This increase in the prevalence of obesity has been accompanied by an increase in the severity of obesity. Medical literature defines overweight children as those with a Body Mass Index ("BMI") above the eighty-fifth percentile; obese children as those with BMI above the ninety-fifth percentile; and morbidly obese children as those with BMI above the ninety-ninth percentile.7 "The distribution of body-mass index . . . has shifted in a skewed fashion, such that the heaviest children, at greatest risk of complications, have become even heavier."8 In a study comparing students from 1973-1975 to students from 1989-1990, researchers found that "differences in BMI between the cohorts were minimal at the lower end of the BMI distributions, began at approximately the 40th percentile, and increased with increasing BMI, demonstrating that equivalent percentiles were indicative of a higher BMI in the 1989-1990 cohort than in the 1973-1975 cohort."9 This increase in childhood and adolescent obesity and its severity has been accompanied by an increase in the prevalence of comorbidities10 of obesity - some of which were seen previously only in adulthood11 - including type two diabetes, obstructive sleep apnea, asthma, nonalcoholic fatty liver disease, cardiovascular conditions such as hypertension and atherosclerosis, and psychological problems such as depression.12
Because of the increased prevalence and severity of pediatric obesity throughout the country, courts and legislatures have been increasingly faced with the question of whether and when state intervention is appropriate.13 As a small but growing number of courts answer that certain situations warrant state involvement,14 defining the limits of appropriate involvement has become a more pressing inquiry.
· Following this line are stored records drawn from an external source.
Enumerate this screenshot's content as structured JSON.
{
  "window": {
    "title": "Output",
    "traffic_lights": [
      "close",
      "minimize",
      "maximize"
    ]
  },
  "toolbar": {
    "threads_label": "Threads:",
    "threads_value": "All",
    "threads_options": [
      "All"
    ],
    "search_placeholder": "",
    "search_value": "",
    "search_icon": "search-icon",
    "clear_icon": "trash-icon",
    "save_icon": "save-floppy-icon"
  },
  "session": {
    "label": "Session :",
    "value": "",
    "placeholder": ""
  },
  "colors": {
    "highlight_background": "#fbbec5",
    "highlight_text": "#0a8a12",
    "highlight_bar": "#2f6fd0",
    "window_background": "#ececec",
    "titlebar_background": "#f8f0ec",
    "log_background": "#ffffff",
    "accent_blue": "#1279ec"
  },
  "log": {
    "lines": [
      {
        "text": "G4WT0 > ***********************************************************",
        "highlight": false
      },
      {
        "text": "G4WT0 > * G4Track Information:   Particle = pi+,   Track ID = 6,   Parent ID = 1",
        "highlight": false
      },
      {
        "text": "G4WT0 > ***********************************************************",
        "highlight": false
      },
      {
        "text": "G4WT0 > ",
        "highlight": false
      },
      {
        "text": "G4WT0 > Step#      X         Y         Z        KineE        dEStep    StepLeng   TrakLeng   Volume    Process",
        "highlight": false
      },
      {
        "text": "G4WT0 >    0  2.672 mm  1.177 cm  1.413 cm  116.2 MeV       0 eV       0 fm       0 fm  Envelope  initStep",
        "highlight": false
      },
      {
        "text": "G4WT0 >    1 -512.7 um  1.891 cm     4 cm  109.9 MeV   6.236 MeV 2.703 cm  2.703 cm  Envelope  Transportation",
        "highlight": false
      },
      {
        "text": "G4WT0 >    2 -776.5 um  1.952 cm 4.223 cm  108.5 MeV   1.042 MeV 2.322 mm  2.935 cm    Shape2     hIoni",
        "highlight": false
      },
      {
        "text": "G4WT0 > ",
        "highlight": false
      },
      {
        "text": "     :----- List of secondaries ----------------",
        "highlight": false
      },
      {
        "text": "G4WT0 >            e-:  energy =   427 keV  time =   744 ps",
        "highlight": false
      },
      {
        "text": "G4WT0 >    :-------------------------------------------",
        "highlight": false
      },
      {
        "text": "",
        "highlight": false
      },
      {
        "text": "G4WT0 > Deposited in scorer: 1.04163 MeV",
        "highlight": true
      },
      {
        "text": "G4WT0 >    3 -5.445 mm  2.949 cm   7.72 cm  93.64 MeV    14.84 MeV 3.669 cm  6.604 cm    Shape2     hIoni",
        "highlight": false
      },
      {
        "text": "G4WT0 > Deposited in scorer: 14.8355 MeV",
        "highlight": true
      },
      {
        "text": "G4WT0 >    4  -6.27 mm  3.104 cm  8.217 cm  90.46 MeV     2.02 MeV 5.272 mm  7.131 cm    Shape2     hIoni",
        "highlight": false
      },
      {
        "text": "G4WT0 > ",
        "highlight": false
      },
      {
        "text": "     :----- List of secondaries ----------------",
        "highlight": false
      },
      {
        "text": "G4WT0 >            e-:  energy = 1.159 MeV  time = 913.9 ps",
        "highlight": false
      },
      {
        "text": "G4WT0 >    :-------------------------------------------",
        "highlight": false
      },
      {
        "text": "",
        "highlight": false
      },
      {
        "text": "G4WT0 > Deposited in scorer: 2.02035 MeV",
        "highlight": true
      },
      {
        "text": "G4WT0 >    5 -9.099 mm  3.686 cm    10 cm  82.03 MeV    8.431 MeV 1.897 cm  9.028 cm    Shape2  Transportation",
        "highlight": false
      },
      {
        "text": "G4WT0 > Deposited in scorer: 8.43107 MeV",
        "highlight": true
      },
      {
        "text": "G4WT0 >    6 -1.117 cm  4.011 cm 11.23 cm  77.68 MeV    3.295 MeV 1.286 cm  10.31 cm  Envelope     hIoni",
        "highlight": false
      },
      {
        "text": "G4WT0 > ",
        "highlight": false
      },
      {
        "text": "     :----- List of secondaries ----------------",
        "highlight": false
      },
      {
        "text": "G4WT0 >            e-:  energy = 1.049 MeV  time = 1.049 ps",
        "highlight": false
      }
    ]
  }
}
When is the state justified in ordering treatment, which can require temporary removal from the family home, for a child's obesity over the wishes of his or her parents?
In Part II, this Note will consider the general standard for medical neglect and will then turn to the judicial application of this standard, and scholarly commentary, in the context of obesity. …